Vote 2020 graphic
Everything you need to know about and expect during
the most important election of our lifetimes

Mega Track, Our Kind Of Crossover

Illustration for article titled Mega Track, Our Kind Of Crossover

There's not much middle ground to crossovers as they are usually either depressingly awful or brilliantly cool. On one side you've got frumpy FWD tall wagons, which have zero off-road capabilities yet manage to be crappy on-road as well. Then on the other side you've got true dual-purpose vehicles, able to impress on a winding tarmac backroad or a lumpy dirt trail. So while some may be duped into thinking a Jeep Compass is the best of both worlds, we'd much prefer this, the Mega Track. It's a supercar that can do whatever it wants to, wherever it wants to.


Built by the French Aixam Group in the mid '90s, only five examples were created. So was it another underpowered French surrender-monkey? Um, no. The Track had mega power in the form of a 6.0-liter Mercedes-Benz V12 pumping out about 400 HP, and it was mounted right in the middle of the car for classic supercar weight distribution. But how can all this be any good off-road? Well, the standard ride height of 8" was much more than most speed bump-scraping supercars to begin with, but if you wanted more you could just dial it up to 13". That sort of ground clearance combined with four-wheel-drive meant the Mega Track was able to provide high-speed thrills just about anywhere.

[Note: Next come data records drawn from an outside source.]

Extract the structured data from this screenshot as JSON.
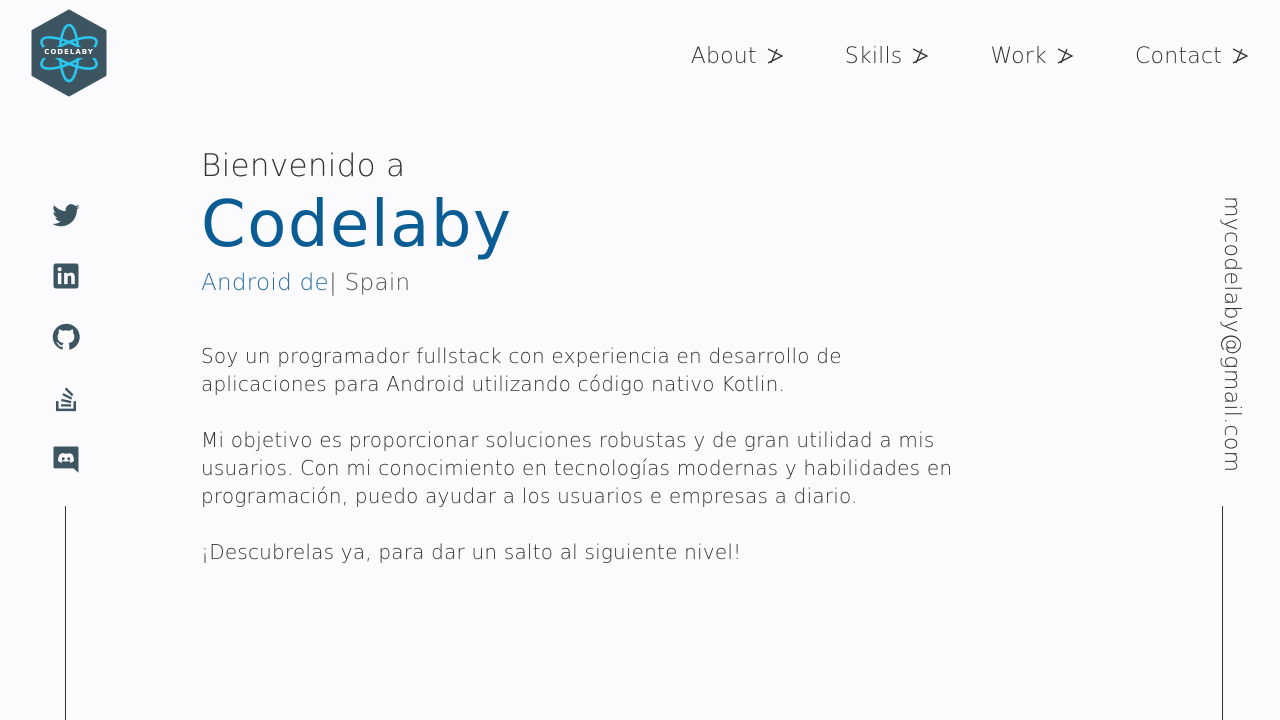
{
  "logo": {
    "text": "CODELABY",
    "bg_color": "#3d5560",
    "accent_color": "#29c6ef"
  },
  "nav": {
    "items": [
      {
        "label": "About",
        "icon": "arrow-icon"
      },
      {
        "label": "Skills",
        "icon": "arrow-icon"
      },
      {
        "label": "Work",
        "icon": "arrow-icon"
      },
      {
        "label": "Contact",
        "icon": "arrow-icon"
      }
    ]
  },
  "social": [
    "twitter-icon",
    "linkedin-icon",
    "github-icon",
    "stackoverflow-icon",
    "discord-icon"
  ],
  "email": "mycodelaby@gmail.com",
  "hero": {
    "welcome": "Bienvenido a",
    "brand": "Codelaby",
    "role_typed": "Android de",
    "role_separator": "|",
    "role_location": " Spain",
    "paragraphs": [
      "Soy un programador fullstack con experiencia en desarrollo de aplicaciones para Android utilizando código nativo Kotlin.",
      "Mi objetivo es proporcionar soluciones robustas y de gran utilidad a mis usuarios. Con mi conocimiento en tecnologías modernas y habilidades en programación, puedo ayudar a los usuarios e empresas a diario.",
      "¡Descubrelas ya, para dar un salto al siguiente nivel!"
    ]
  },
  "colors": {
    "brand": "#0a5c94",
    "text": "#333333",
    "background": "#fbfbfe"
  }
}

Share This Story

Get our newsletter


Rob Emslie

The Mega Track, despite some mega-creds, must ultimately bow down at the alter of the ultimate 1990s rally car icon:

Whenever I see some lame-ass Ford product, I just close my eyes and think about the mighty RS200. You can imagine the challenges this presents while driving. Why can't somebody do a "continuation series" of these cars?